◆ ASSIGNED TASK
Verbatim output required. Print the data in full.

◆ LISTED RECORDS

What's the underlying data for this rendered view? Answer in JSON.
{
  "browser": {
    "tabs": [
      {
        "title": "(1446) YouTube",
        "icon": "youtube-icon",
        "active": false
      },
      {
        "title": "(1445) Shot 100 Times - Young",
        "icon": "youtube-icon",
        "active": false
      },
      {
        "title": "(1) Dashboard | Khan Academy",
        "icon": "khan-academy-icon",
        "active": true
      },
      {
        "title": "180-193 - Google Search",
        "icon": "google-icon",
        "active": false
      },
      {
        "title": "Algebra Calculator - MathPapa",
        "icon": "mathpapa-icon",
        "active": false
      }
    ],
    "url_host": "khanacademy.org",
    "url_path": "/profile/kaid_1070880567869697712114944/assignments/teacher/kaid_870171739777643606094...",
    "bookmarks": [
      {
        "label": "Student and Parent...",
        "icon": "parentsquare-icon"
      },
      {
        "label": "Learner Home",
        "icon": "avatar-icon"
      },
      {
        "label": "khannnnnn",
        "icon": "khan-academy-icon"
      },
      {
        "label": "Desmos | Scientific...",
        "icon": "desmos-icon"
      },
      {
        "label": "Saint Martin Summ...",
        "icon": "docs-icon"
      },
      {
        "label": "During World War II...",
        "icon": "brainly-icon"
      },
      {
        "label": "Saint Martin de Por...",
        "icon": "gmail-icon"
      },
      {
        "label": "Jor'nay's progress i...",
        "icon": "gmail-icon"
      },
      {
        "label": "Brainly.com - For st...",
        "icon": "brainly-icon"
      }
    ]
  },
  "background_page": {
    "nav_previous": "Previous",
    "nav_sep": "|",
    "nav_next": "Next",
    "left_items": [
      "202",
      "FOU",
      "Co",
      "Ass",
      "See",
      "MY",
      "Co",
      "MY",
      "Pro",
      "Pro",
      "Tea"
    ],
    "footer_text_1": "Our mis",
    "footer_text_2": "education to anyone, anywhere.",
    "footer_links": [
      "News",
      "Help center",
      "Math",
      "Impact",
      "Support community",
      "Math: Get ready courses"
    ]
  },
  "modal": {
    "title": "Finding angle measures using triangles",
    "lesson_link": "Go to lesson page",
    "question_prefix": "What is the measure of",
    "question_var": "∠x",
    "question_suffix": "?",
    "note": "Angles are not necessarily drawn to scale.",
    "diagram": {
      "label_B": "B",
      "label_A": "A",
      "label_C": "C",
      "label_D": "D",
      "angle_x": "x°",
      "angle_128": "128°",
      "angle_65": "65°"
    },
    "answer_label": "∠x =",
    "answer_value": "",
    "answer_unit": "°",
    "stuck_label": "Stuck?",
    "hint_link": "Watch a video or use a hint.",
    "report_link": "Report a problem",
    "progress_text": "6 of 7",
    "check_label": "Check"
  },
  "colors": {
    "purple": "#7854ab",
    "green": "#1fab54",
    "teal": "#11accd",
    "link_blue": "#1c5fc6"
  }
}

◆ RESPONSE
What's the underlying data for this rendered view? Answer in JSON.
{
  "browser": {
    "tabs": [
      {
        "title": "(1446) YouTube",
        "icon": "youtube-icon",
        "active": false
      },
      {
        "title": "(1445) Shot 100 Times - Young",
        "icon": "youtube-icon",
        "active": false
      },
      {
        "title": "(1) Dashboard | Khan Academy",
        "icon": "khan-academy-icon",
        "active": true
      },
      {
        "title": "180-193 - Google Search",
        "icon": "google-icon",
        "active": false
      },
      {
        "title": "Algebra Calculator - MathPapa",
        "icon": "mathpapa-icon",
        "active": false
      }
    ],
    "url_host": "khanacademy.org",
    "url_path": "/profile/kaid_1070880567869697712114944/assignments/teacher/kaid_870171739777643606094...",
    "bookmarks": [
      {
        "label": "Student and Parent...",
        "icon": "parentsquare-icon"
      },
      {
        "label": "Learner Home",
        "icon": "avatar-icon"
      },
      {
        "label": "khannnnnn",
        "icon": "khan-academy-icon"
      },
      {
        "label": "Desmos | Scientific...",
        "icon": "desmos-icon"
      },
      {
        "label": "Saint Martin Summ...",
        "icon": "docs-icon"
      },
      {
        "label": "During World War II...",
        "icon": "brainly-icon"
      },
      {
        "label": "Saint Martin de Por...",
        "icon": "gmail-icon"
      },
      {
        "label": "Jor'nay's progress i...",
        "icon": "gmail-icon"
      },
      {
        "label": "Brainly.com - For st...",
        "icon": "brainly-icon"
      }
    ]
  },
  "background_page": {
    "nav_previous": "Previous",
    "nav_sep": "|",
    "nav_next": "Next",
    "left_items": [
      "202",
      "FOU",
      "Co",
      "Ass",
      "See",
      "MY",
      "Co",
      "MY",
      "Pro",
      "Pro",
      "Tea"
    ],
    "footer_text_1": "Our mis",
    "footer_text_2": "education to anyone, anywhere.",
    "footer_links": [
      "News",
      "Help center",
      "Math",
      "Impact",
      "Support community",
      "Math: Get ready courses"
    ]
  },
  "modal": {
    "title": "Finding angle measures using triangles",
    "lesson_link": "Go to lesson page",
    "question_prefix": "What is the measure of",
    "question_var": "∠x",
    "question_suffix": "?",
    "note": "Angles are not necessarily drawn to scale.",
    "diagram": {
      "label_B": "B",
      "label_A": "A",
      "label_C": "C",
      "label_D": "D",
      "angle_x": "x°",
      "angle_128": "128°",
      "angle_65": "65°"
    },
    "answer_label": "∠x =",
    "answer_value": "",
    "answer_unit": "°",
    "stuck_label": "Stuck?",
    "hint_link": "Watch a video or use a hint.",
    "report_link": "Report a problem",
    "progress_text": "6 of 7",
    "check_label": "Check"
  },
  "colors": {
    "purple": "#7854ab",
    "green": "#1fab54",
    "teal": "#11accd",
    "link_blue": "#1c5fc6"
  }
}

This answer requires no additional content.